= To do =
Produce a verbatim copy of the following records, leaving out all pictures.

= Dataset records =
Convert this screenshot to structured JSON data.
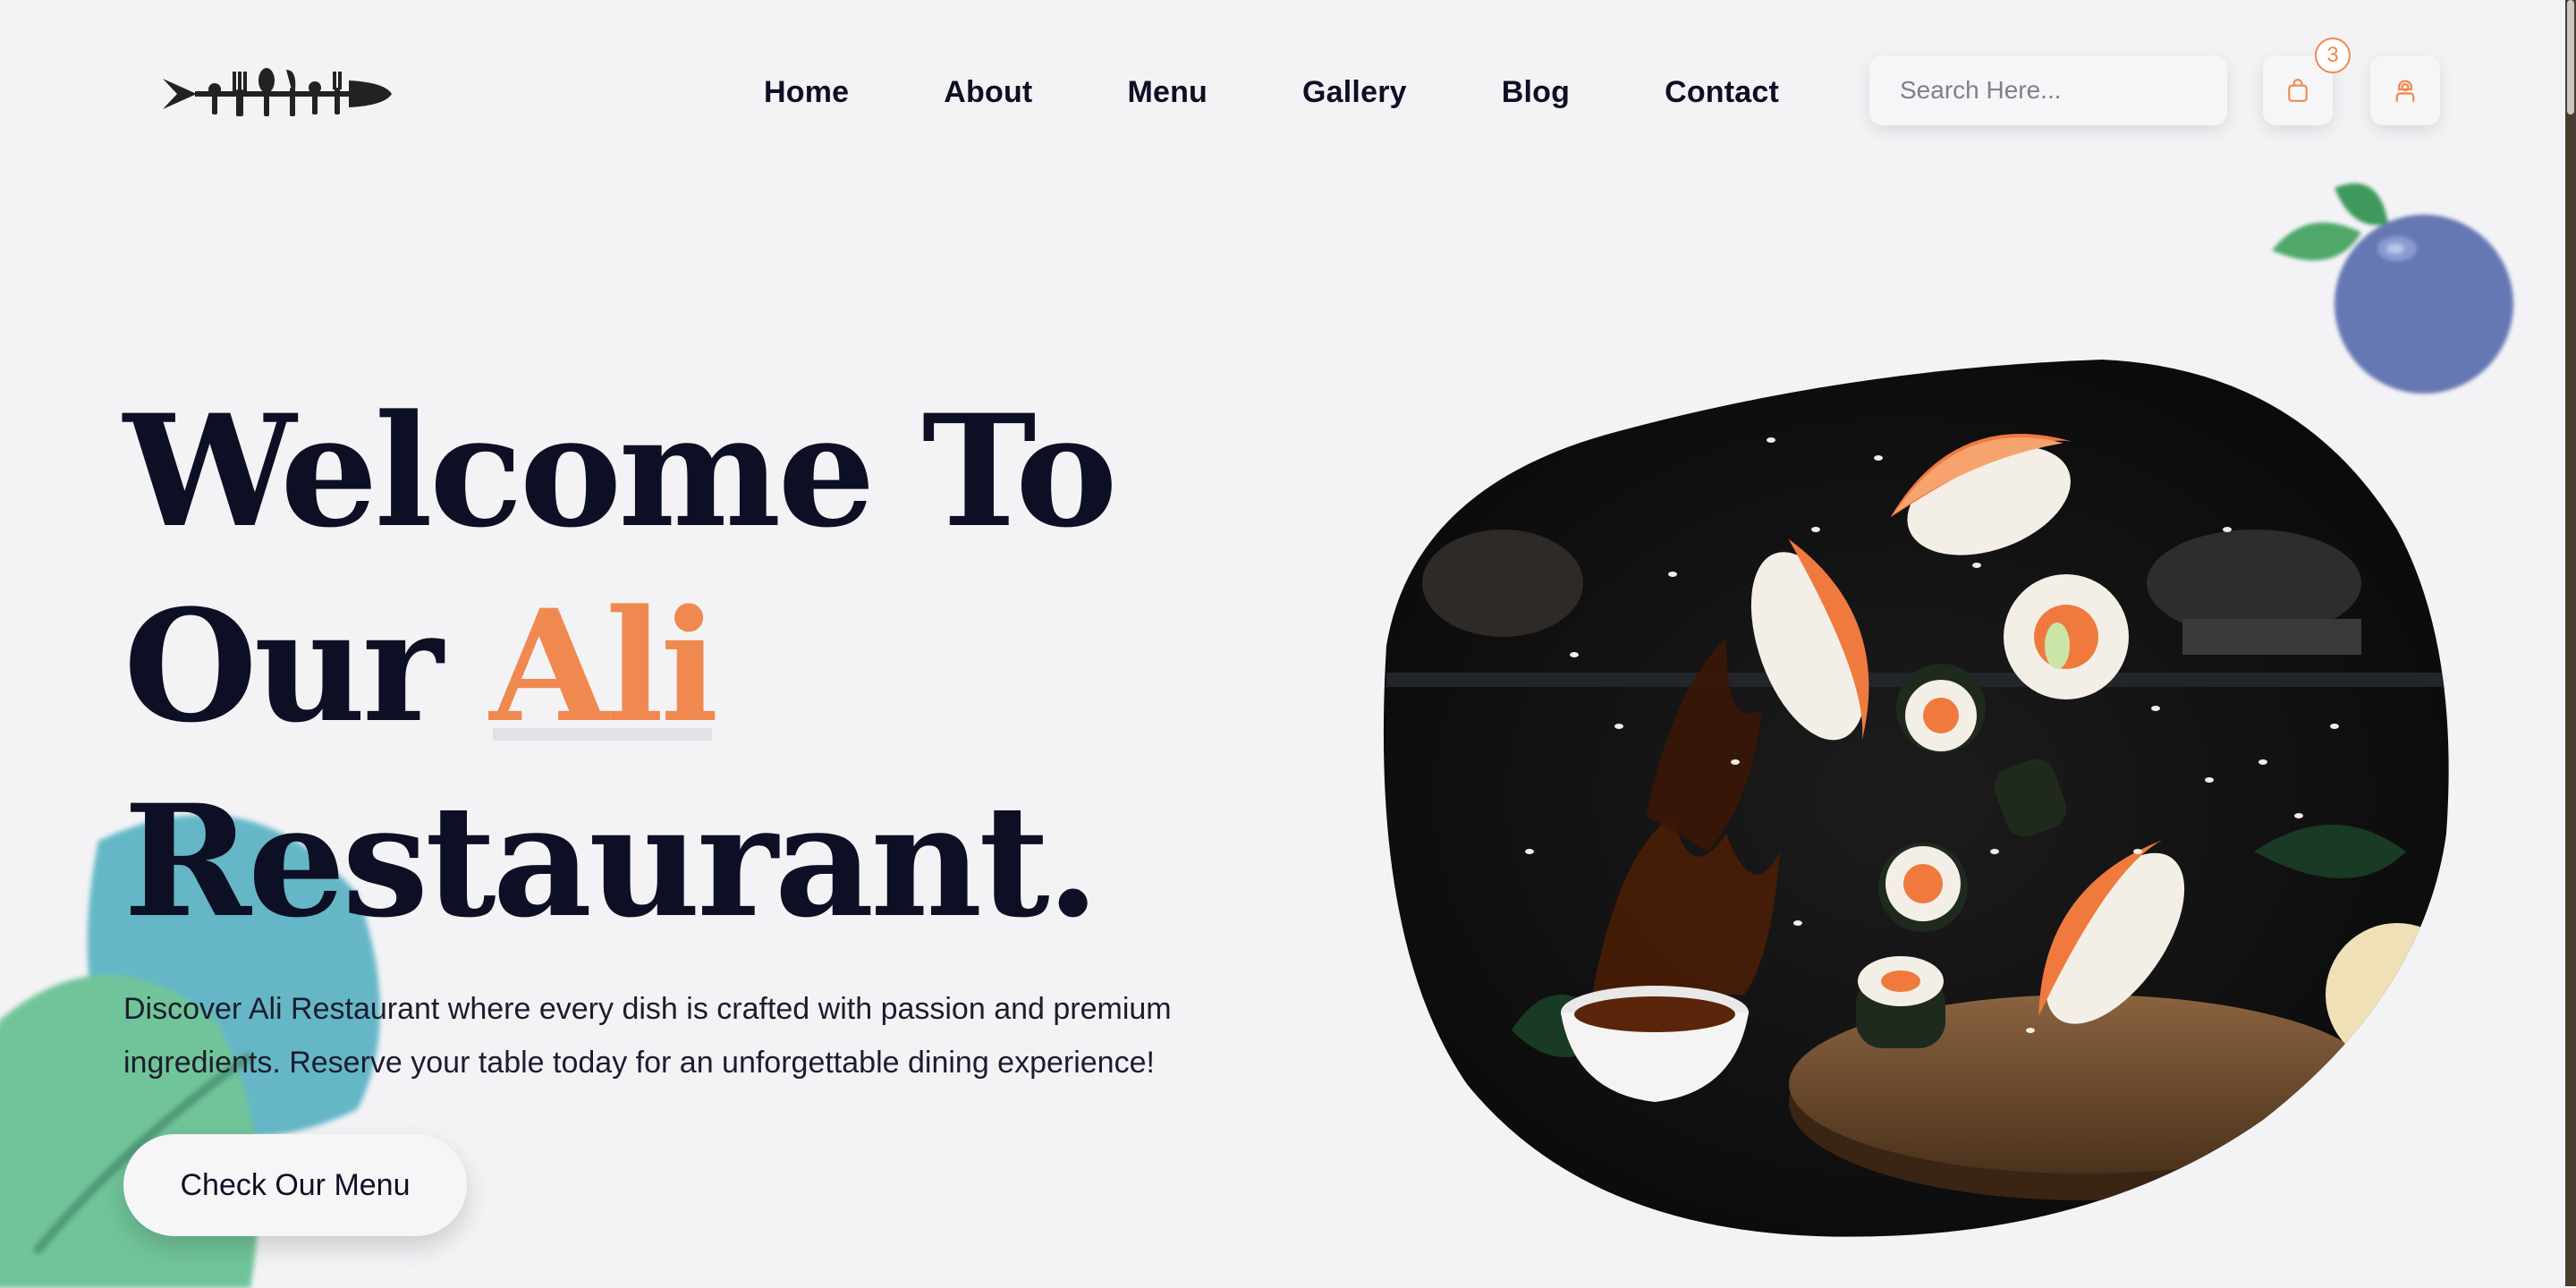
{
  "brand": {
    "logo_name": "cutlery-fish-logo"
  },
  "nav": {
    "items": [
      {
        "label": "Home"
      },
      {
        "label": "About"
      },
      {
        "label": "Menu"
      },
      {
        "label": "Gallery"
      },
      {
        "label": "Blog"
      },
      {
        "label": "Contact"
      }
    ]
  },
  "search": {
    "placeholder": "Search Here...",
    "icon": "search-icon"
  },
  "cart": {
    "count": "3",
    "icon": "shopping-bag-icon"
  },
  "user": {
    "icon": "user-icon"
  },
  "hero": {
    "title_line1": "Welcome To",
    "title_line2_prefix": "Our ",
    "title_line2_accent": "Ali",
    "title_line3": "Restaurant.",
    "description": "Discover Ali Restaurant where every dish is crafted with passion and premium ingredients. Reserve your table today for an unforgettable dining experience!",
    "cta_label": "Check Our Menu",
    "image_subject": "flying sushi with soy sauce splash over wooden board"
  },
  "colors": {
    "accent": "#f0894f",
    "text_dark": "#0d0f24",
    "background": "#f3f3f6",
    "berry": "#6678b3",
    "leaf": "#5fb98a"
  }
}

= Exercise solution =
Convert this screenshot to structured JSON data.
{
  "brand": {
    "logo_name": "cutlery-fish-logo"
  },
  "nav": {
    "items": [
      {
        "label": "Home"
      },
      {
        "label": "About"
      },
      {
        "label": "Menu"
      },
      {
        "label": "Gallery"
      },
      {
        "label": "Blog"
      },
      {
        "label": "Contact"
      }
    ]
  },
  "search": {
    "placeholder": "Search Here...",
    "icon": "search-icon"
  },
  "cart": {
    "count": "3",
    "icon": "shopping-bag-icon"
  },
  "user": {
    "icon": "user-icon"
  },
  "hero": {
    "title_line1": "Welcome To",
    "title_line2_prefix": "Our ",
    "title_line2_accent": "Ali",
    "title_line3": "Restaurant.",
    "description": "Discover Ali Restaurant where every dish is crafted with passion and premium ingredients. Reserve your table today for an unforgettable dining experience!",
    "cta_label": "Check Our Menu",
    "image_subject": "flying sushi with soy sauce splash over wooden board"
  },
  "colors": {
    "accent": "#f0894f",
    "text_dark": "#0d0f24",
    "background": "#f3f3f6",
    "berry": "#6678b3",
    "leaf": "#5fb98a"
  }
}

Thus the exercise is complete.